We don’t have a custody agreement or order. What can I do?

You’re not limited if there’s no order – but, of course, neither is your child’s father, so I think it’s important to fight fair. You could take the child, but consider, too, how that would impact both your future custody case, and your child’s father’s attitude towards you. Right now, you’re both feeling insecure, and a little extra cooperation can go a long ways towards establishing a successful coparenting relationship.

Why do you care? Well, the angrier he is, the more he may fight you in court – and the less you may find that the two of you are able to cooperate as it relates to some of the more important issues in the care and upbringing of your child.
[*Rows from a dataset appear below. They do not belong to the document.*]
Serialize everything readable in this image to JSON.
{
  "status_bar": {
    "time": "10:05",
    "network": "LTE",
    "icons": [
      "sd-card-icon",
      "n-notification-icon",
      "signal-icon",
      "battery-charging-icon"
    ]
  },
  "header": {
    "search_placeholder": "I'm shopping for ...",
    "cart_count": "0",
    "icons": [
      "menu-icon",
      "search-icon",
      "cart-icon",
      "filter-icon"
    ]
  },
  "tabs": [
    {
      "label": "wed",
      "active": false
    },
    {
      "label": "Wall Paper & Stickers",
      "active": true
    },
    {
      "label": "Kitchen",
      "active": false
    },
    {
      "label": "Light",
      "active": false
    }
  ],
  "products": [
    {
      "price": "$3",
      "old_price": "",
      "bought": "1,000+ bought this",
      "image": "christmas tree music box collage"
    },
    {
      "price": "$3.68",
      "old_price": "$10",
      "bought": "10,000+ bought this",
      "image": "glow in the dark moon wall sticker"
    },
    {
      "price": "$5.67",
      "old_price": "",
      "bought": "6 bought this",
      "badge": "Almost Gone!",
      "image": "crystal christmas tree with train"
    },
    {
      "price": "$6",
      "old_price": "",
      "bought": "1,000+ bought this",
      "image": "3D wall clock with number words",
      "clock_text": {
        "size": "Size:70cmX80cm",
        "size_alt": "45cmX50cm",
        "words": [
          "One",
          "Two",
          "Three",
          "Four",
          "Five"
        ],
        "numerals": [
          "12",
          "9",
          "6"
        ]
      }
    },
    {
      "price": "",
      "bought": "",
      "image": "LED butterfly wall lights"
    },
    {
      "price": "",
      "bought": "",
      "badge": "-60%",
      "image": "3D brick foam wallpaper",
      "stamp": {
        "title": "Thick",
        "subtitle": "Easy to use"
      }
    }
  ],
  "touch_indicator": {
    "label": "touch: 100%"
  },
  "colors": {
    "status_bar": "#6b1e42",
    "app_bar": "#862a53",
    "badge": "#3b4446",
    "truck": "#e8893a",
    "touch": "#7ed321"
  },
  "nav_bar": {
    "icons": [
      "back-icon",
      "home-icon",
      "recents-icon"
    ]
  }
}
At the beginning, a lot of these reactions are visceral and rooted in fear; neither wants to feel that the other can just take the child away and keep them from access to the child. That’s pretty terrifying stuff – in fact, I’d venture to say that fear of that feeling is, in large part, what led you here today.
So, I do always caution women I speak with to balance the need to travel (say, to visit family for the holidays, or just to get away from the negative energy at home) with what it could do to the case. Will it make him super angry and extra aggressive? Is there a better way to handle this?

If there’s no custody and visitation order in place, though, you are free to take the child. No police officers are going to, say, storm your parent’s house in the middle of the right, rush in, and take the crying child from your arms. They can’t until there’s an order in place. There’s no such thing as parental kidnapping until it violates an existing court order or agreement.

Of course, the same goes for him, too – so if he takes the child, you won’t be able to use the police to get him or her back. You could potentially file a petition for emergency custody, but, again, you run into the whole issue of potentially escalating tensions. Is it worth it? Will it make reaching an agreement in your custody case (which is infinitely preferable to litigating) even less likely? Will it make litigation necessary? Will it increase the cost, time, and blood pressure points involved?

There are a lot of considerations here, and you’d do well to think about it from a variety of different angles – potentially while also consulting with a divorce and/or custody attorney – before you act. It’s easy to act hastily, in fear, and without thought to the potential consequences, but that’s not often a good idea in custody cases.

For more information, to request a copy of our custody book, to get more information about our custody seminar, or to schedule a confidential consultation with one of our licensed and experienced Virginia divorce and custody attorneys, give our office a call at 757-425-5200.